- **Problem requirements**
Find every line in the records that holds the string "Shift". Copy each one.

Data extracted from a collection

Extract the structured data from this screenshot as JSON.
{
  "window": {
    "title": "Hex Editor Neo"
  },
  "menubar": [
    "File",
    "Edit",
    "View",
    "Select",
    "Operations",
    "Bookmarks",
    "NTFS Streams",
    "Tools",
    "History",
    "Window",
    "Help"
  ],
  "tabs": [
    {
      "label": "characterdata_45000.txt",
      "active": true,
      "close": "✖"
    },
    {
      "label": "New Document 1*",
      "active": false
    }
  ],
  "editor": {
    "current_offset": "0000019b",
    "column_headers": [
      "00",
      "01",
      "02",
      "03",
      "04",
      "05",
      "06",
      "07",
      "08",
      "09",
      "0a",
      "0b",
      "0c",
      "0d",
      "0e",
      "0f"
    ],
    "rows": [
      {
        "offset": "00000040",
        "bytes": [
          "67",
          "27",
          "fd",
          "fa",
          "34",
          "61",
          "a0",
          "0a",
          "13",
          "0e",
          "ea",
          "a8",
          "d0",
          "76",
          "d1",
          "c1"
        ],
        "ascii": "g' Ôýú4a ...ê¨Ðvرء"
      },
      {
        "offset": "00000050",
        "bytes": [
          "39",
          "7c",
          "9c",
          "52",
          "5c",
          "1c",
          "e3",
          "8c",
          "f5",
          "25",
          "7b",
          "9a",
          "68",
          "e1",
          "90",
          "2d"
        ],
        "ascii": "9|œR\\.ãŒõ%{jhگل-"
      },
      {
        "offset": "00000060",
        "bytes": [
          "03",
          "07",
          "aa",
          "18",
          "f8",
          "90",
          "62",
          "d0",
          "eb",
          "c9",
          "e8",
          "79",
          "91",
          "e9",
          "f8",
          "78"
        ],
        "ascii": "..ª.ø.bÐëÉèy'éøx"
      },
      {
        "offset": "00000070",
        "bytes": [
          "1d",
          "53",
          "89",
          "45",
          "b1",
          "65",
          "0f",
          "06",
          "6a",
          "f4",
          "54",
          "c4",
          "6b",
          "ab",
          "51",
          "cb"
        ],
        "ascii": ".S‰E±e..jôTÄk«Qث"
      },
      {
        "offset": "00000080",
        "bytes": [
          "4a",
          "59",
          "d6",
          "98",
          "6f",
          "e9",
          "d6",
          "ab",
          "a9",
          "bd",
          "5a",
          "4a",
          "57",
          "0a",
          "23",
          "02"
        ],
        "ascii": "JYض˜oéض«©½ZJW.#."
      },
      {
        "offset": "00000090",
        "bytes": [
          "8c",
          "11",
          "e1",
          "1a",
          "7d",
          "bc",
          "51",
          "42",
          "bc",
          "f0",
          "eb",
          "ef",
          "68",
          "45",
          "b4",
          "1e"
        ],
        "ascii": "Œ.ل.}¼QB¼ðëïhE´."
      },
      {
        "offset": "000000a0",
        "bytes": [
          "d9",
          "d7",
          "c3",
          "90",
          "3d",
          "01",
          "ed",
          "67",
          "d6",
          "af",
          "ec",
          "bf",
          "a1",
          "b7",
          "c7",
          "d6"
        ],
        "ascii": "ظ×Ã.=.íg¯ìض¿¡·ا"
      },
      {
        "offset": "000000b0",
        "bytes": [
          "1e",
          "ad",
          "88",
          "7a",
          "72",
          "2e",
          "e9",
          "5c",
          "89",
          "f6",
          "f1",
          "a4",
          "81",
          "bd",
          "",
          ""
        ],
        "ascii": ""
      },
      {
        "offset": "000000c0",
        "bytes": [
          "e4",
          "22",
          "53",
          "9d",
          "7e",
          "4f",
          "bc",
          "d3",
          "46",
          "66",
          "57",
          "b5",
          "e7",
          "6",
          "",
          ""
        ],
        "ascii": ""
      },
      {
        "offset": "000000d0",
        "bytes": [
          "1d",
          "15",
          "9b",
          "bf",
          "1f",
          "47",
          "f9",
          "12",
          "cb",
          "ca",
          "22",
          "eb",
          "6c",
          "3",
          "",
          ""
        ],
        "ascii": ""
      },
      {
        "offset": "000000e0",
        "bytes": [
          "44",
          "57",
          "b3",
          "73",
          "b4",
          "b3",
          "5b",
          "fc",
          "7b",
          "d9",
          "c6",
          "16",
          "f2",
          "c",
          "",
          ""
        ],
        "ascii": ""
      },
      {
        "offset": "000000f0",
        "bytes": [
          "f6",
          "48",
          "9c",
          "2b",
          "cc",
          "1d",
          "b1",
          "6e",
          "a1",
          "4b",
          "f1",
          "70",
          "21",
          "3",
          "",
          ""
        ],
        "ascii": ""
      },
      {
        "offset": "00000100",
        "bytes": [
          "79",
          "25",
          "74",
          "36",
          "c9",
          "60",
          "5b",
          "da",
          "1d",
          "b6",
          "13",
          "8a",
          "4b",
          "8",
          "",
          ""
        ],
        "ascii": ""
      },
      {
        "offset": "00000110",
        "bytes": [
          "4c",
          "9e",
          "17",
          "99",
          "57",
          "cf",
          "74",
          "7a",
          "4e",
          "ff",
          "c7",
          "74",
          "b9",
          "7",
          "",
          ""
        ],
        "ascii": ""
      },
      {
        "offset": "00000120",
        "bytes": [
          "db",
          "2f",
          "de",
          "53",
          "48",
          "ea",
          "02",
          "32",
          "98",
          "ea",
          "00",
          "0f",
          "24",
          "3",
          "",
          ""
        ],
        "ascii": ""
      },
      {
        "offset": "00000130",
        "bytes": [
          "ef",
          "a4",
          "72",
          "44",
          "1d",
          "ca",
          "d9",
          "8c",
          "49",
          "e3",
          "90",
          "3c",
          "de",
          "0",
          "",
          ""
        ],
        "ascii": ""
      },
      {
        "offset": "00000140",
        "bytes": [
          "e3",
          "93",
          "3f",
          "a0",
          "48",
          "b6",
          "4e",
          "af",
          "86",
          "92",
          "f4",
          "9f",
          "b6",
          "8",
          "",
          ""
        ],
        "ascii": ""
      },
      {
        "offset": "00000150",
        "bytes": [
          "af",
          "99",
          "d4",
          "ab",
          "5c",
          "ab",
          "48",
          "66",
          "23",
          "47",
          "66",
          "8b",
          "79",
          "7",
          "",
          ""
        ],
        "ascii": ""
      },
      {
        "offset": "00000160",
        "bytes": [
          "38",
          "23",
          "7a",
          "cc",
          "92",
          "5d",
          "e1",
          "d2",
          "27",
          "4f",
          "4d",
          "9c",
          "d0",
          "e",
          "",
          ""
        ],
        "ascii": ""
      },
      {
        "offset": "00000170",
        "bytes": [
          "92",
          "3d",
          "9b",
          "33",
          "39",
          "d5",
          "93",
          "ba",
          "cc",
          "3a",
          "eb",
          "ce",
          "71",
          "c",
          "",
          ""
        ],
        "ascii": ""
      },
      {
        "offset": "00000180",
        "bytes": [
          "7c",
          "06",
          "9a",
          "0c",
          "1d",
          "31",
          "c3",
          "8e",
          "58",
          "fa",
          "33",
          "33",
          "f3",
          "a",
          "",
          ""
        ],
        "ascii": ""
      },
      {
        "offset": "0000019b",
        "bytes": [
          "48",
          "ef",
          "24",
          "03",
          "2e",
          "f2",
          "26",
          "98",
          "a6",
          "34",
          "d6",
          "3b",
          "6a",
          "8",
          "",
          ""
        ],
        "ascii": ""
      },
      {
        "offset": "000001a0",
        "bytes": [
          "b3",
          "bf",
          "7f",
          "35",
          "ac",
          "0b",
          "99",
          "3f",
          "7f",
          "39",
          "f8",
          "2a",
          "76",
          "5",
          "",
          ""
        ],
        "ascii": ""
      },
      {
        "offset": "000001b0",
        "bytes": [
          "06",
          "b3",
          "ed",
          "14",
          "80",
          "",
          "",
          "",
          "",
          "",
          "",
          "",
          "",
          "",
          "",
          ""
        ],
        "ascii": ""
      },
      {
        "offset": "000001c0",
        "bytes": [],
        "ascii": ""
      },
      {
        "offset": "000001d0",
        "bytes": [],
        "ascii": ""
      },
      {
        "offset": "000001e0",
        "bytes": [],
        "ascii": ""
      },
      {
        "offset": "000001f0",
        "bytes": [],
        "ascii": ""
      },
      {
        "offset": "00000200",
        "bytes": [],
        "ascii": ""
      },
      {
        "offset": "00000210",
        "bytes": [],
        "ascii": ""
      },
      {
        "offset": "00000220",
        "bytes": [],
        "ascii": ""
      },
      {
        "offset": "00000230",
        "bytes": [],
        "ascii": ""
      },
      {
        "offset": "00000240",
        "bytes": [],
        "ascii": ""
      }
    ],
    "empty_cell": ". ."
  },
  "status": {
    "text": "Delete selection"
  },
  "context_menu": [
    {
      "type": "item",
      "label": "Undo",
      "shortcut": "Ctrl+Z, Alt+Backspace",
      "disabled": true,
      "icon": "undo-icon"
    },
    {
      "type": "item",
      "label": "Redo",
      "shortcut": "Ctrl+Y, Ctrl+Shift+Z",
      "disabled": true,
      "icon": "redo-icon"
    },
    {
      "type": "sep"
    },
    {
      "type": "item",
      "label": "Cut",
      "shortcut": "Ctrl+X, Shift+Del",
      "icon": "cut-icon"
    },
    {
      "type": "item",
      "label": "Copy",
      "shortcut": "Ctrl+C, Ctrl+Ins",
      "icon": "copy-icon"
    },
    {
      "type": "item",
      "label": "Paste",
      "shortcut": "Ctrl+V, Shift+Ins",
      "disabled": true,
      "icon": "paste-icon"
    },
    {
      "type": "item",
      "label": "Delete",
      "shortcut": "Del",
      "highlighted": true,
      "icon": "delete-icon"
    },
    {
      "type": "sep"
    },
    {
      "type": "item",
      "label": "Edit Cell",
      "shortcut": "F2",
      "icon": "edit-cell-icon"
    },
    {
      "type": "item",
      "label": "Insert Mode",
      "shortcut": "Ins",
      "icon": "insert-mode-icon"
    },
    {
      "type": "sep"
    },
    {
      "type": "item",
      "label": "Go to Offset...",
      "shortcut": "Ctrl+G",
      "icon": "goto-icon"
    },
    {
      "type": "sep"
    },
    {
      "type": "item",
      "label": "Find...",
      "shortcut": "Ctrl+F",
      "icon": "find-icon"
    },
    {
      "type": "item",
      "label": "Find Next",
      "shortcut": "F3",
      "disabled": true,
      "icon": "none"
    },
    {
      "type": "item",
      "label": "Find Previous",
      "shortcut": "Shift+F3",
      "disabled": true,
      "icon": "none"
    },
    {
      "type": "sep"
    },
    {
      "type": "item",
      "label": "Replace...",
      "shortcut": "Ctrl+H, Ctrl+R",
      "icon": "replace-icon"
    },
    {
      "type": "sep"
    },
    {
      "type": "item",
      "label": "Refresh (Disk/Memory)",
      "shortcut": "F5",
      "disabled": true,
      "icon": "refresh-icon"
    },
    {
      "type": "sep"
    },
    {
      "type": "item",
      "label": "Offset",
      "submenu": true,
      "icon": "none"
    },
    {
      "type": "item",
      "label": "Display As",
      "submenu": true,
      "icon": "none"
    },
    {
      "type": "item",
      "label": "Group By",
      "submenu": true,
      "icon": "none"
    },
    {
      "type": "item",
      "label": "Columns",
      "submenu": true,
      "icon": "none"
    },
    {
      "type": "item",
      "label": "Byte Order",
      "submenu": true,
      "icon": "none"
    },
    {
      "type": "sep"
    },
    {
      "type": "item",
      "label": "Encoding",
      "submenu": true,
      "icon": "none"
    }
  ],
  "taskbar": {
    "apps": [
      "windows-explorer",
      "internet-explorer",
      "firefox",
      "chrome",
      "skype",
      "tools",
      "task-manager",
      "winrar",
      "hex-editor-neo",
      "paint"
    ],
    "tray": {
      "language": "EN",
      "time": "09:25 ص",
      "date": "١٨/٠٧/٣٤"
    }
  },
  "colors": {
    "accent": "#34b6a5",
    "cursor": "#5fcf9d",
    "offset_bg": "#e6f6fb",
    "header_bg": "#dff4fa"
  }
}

- **Your response**
      "shortcut": "Ctrl+Y, Ctrl+Shift+Z",
      "shortcut": "Ctrl+X, Shift+Del",
      "shortcut": "Ctrl+V, Shift+Ins",
      "shortcut": "Shift+F3",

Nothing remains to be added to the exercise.